(Entries taken from a collection)
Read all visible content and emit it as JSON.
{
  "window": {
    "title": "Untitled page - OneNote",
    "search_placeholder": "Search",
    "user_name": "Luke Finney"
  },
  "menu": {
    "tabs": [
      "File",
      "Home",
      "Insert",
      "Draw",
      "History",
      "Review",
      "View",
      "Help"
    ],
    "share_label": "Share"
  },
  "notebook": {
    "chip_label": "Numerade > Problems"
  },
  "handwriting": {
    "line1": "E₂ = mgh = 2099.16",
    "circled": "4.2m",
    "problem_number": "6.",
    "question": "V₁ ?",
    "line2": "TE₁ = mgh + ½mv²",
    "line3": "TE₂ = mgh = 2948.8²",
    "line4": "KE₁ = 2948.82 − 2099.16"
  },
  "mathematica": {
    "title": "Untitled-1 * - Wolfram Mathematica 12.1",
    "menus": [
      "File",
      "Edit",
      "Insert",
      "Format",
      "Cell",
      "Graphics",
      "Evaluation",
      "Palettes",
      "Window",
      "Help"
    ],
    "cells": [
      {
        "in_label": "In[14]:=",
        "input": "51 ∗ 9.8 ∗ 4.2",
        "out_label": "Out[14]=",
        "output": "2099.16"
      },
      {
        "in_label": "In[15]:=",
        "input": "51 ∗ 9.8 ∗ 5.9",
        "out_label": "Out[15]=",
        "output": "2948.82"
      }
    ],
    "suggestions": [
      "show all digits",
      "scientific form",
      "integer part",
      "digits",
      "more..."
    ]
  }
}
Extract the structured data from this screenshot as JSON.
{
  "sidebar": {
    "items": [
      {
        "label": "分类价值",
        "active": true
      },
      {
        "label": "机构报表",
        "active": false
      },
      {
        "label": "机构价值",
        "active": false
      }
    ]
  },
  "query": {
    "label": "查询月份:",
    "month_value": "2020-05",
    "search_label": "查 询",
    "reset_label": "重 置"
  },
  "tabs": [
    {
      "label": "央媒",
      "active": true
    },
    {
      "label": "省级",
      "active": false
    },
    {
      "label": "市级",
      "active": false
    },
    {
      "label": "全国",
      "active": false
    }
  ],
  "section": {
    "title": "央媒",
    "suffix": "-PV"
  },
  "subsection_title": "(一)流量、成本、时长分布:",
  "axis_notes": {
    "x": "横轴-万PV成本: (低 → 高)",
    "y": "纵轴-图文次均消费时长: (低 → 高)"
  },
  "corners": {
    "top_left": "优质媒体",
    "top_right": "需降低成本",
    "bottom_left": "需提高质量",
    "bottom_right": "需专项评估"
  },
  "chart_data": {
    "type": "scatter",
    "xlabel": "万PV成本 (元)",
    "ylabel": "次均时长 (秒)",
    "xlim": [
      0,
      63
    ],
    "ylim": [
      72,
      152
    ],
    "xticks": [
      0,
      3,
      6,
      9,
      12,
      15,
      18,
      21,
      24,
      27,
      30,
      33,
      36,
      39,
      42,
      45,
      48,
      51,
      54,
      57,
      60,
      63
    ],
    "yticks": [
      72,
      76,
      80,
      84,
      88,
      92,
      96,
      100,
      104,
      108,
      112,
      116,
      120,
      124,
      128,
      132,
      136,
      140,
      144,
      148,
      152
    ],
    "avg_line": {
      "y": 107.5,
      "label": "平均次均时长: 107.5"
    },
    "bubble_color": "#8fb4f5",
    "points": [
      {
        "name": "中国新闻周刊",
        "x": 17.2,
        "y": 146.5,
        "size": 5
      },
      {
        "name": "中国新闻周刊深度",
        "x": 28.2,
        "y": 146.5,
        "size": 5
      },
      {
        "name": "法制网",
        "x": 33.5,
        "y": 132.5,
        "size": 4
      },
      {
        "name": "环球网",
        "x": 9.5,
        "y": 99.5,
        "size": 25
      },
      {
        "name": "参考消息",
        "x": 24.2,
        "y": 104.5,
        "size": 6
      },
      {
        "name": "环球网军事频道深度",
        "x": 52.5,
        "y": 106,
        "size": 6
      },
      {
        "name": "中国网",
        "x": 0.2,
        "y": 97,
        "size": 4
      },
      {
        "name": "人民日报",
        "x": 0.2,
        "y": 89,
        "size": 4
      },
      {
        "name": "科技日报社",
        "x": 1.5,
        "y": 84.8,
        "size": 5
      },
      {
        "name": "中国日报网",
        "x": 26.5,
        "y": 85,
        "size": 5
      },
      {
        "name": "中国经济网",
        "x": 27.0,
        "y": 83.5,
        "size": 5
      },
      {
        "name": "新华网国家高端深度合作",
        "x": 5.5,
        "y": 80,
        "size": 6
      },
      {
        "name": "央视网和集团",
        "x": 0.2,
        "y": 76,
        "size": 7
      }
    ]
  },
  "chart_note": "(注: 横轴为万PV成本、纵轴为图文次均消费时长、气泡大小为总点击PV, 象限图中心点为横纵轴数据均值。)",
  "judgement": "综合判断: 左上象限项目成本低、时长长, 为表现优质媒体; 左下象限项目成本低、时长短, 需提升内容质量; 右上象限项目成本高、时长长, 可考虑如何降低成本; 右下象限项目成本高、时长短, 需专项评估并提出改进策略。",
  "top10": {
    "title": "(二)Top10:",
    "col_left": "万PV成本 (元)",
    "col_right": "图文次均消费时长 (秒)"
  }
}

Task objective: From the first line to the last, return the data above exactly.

Response:
Read all visible content and emit it as JSON.
{
  "window": {
    "title": "Untitled page - OneNote",
    "search_placeholder": "Search",
    "user_name": "Luke Finney"
  },
  "menu": {
    "tabs": [
      "File",
      "Home",
      "Insert",
      "Draw",
      "History",
      "Review",
      "View",
      "Help"
    ],
    "share_label": "Share"
  },
  "notebook": {
    "chip_label": "Numerade > Problems"
  },
  "handwriting": {
    "line1": "E₂ = mgh = 2099.16",
    "circled": "4.2m",
    "problem_number": "6.",
    "question": "V₁ ?",
    "line2": "TE₁ = mgh + ½mv²",
    "line3": "TE₂ = mgh = 2948.8²",
    "line4": "KE₁ = 2948.82 − 2099.16"
  },
  "mathematica": {
    "title": "Untitled-1 * - Wolfram Mathematica 12.1",
    "menus": [
      "File",
      "Edit",
      "Insert",
      "Format",
      "Cell",
      "Graphics",
      "Evaluation",
      "Palettes",
      "Window",
      "Help"
    ],
    "cells": [
      {
        "in_label": "In[14]:=",
        "input": "51 ∗ 9.8 ∗ 4.2",
        "out_label": "Out[14]=",
        "output": "2099.16"
      },
      {
        "in_label": "In[15]:=",
        "input": "51 ∗ 9.8 ∗ 5.9",
        "out_label": "Out[15]=",
        "output": "2948.82"
      }
    ],
    "suggestions": [
      "show all digits",
      "scientific form",
      "integer part",
      "digits",
      "more..."
    ]
  }
}
Extract the structured data from this screenshot as JSON.
{
  "sidebar": {
    "items": [
      {
        "label": "分类价值",
        "active": true
      },
      {
        "label": "机构报表",
        "active": false
      },
      {
        "label": "机构价值",
        "active": false
      }
    ]
  },
  "query": {
    "label": "查询月份:",
    "month_value": "2020-05",
    "search_label": "查 询",
    "reset_label": "重 置"
  },
  "tabs": [
    {
      "label": "央媒",
      "active": true
    },
    {
      "label": "省级",
      "active": false
    },
    {
      "label": "市级",
      "active": false
    },
    {
      "label": "全国",
      "active": false
    }
  ],
  "section": {
    "title": "央媒",
    "suffix": "-PV"
  },
  "subsection_title": "(一)流量、成本、时长分布:",
  "axis_notes": {
    "x": "横轴-万PV成本: (低 → 高)",
    "y": "纵轴-图文次均消费时长: (低 → 高)"
  },
  "corners": {
    "top_left": "优质媒体",
    "top_right": "需降低成本",
    "bottom_left": "需提高质量",
    "bottom_right": "需专项评估"
  },
  "chart_data": {
    "type": "scatter",
    "xlabel": "万PV成本 (元)",
    "ylabel": "次均时长 (秒)",
    "xlim": [
      0,
      63
    ],
    "ylim": [
      72,
      152
    ],
    "xticks": [
      0,
      3,
      6,
      9,
      12,
      15,
      18,
      21,
      24,
      27,
      30,
      33,
      36,
      39,
      42,
      45,
      48,
      51,
      54,
      57,
      60,
      63
    ],
    "yticks": [
      72,
      76,
      80,
      84,
      88,
      92,
      96,
      100,
      104,
      108,
      112,
      116,
      120,
      124,
      128,
      132,
      136,
      140,
      144,
      148,
      152
    ],
    "avg_line": {
      "y": 107.5,
      "label": "平均次均时长: 107.5"
    },
    "bubble_color": "#8fb4f5",
    "points": [
      {
        "name": "中国新闻周刊",
        "x": 17.2,
        "y": 146.5,
        "size": 5
      },
      {
        "name": "中国新闻周刊深度",
        "x": 28.2,
        "y": 146.5,
        "size": 5
      },
      {
        "name": "法制网",
        "x": 33.5,
        "y": 132.5,
        "size": 4
      },
      {
        "name": "环球网",
        "x": 9.5,
        "y": 99.5,
        "size": 25
      },
      {
        "name": "参考消息",
        "x": 24.2,
        "y": 104.5,
        "size": 6
      },
      {
        "name": "环球网军事频道深度",
        "x": 52.5,
        "y": 106,
        "size": 6
      },
      {
        "name": "中国网",
        "x": 0.2,
        "y": 97,
        "size": 4
      },
      {
        "name": "人民日报",
        "x": 0.2,
        "y": 89,
        "size": 4
      },
      {
        "name": "科技日报社",
        "x": 1.5,
        "y": 84.8,
        "size": 5
      },
      {
        "name": "中国日报网",
        "x": 26.5,
        "y": 85,
        "size": 5
      },
      {
        "name": "中国经济网",
        "x": 27.0,
        "y": 83.5,
        "size": 5
      },
      {
        "name": "新华网国家高端深度合作",
        "x": 5.5,
        "y": 80,
        "size": 6
      },
      {
        "name": "央视网和集团",
        "x": 0.2,
        "y": 76,
        "size": 7
      }
    ]
  },
  "chart_note": "(注: 横轴为万PV成本、纵轴为图文次均消费时长、气泡大小为总点击PV, 象限图中心点为横纵轴数据均值。)",
  "judgement": "综合判断: 左上象限项目成本低、时长长, 为表现优质媒体; 左下象限项目成本低、时长短, 需提升内容质量; 右上象限项目成本高、时长长, 可考虑如何降低成本; 右下象限项目成本高、时长短, 需专项评估并提出改进策略。",
  "top10": {
    "title": "(二)Top10:",
    "col_left": "万PV成本 (元)",
    "col_right": "图文次均消费时长 (秒)"
  }
}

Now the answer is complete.